A Russian space object launched in May, previously believed to be stray junk, may actually be a top-secret war satellite that marks a covert bid by Vladimir Putin to win military control of outer space, observers of the Russian space program now fear.
The object, labeled by observers Object 2014-28E, went up on a rocket sent into space by Russia earlier this year, carrying three new satellites. But the strange space object did not seem to fit in with the other three military communications satellites on board, which originally led United States authorities at NORAD (the North American Aerospace Defense Command) to label the object nothing but a piece of debris of the type commonly seen in space launches.
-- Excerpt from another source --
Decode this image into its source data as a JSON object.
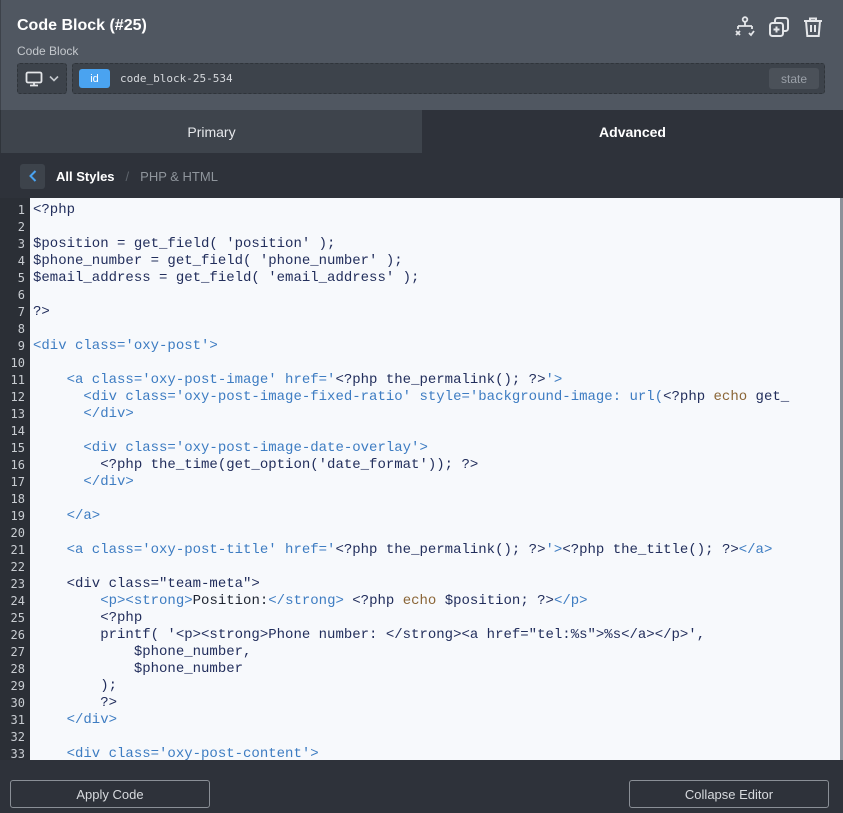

But according to a Monday report in the Financial Times, which broke the story of the mysterious Russian space object, NORAD has recently noticed the satellite executing what appear to be deliberate, guided movements in space.
Russia did not announce the launch of the space object, and has not issued any comment even acknowledging its existence, facts which have raised further suspicions about the Russian satellite’s true purpose.
Experts on the Russian military space program fear that the object could, in fact, be Russia’s legendary “satellite killer,” a Soviet-era program designed to unleash satellites capable of attacking and destroying other satellites in space.
Given the vast reliance of the United States and Europe on satellite technology for communications, GPS services, and many other crucial functions in both the civilian and military spheres, the havoc that could be caused by a killer satellite taking out other satellites appears immeasurable.
But experts are still not positive that the Russian space object is actually a new version of the Soviet-era satellite killer.
“It could have a number of functions, some civilian and some military,” space security expert Patricia Lewis told the Financial Times. “One possibility is for some kind of grabber bar. Another would be kinetic pellets which shoot out at another satellite. Or possibly there could be a satellite-to-satellite cyber attack or jamming.”
After the end of the Cold War more than two decades ago, Russia, the United States and other nations put their satellite killer programs on the backburner. But in 2010, the Russian space agency chief, Oleg Ostapenko, announced that Russia was again developing satellites with a “strike” capability.
China also deploys killer satellites, whose stated purpose is to destroy satellites whose decaying orbits make them a danger to the Earth below before those older satellites crash to the surface.
But killer satellites can also be used to take down functioning satellites, potentially wiping out a large portion of a nation’s entire communications system or crippling military operations.
Experts caution, however, that the mysterious Russian space satellite could be anything. For example, it could be designed simply to clean up debris from other Russian satellites.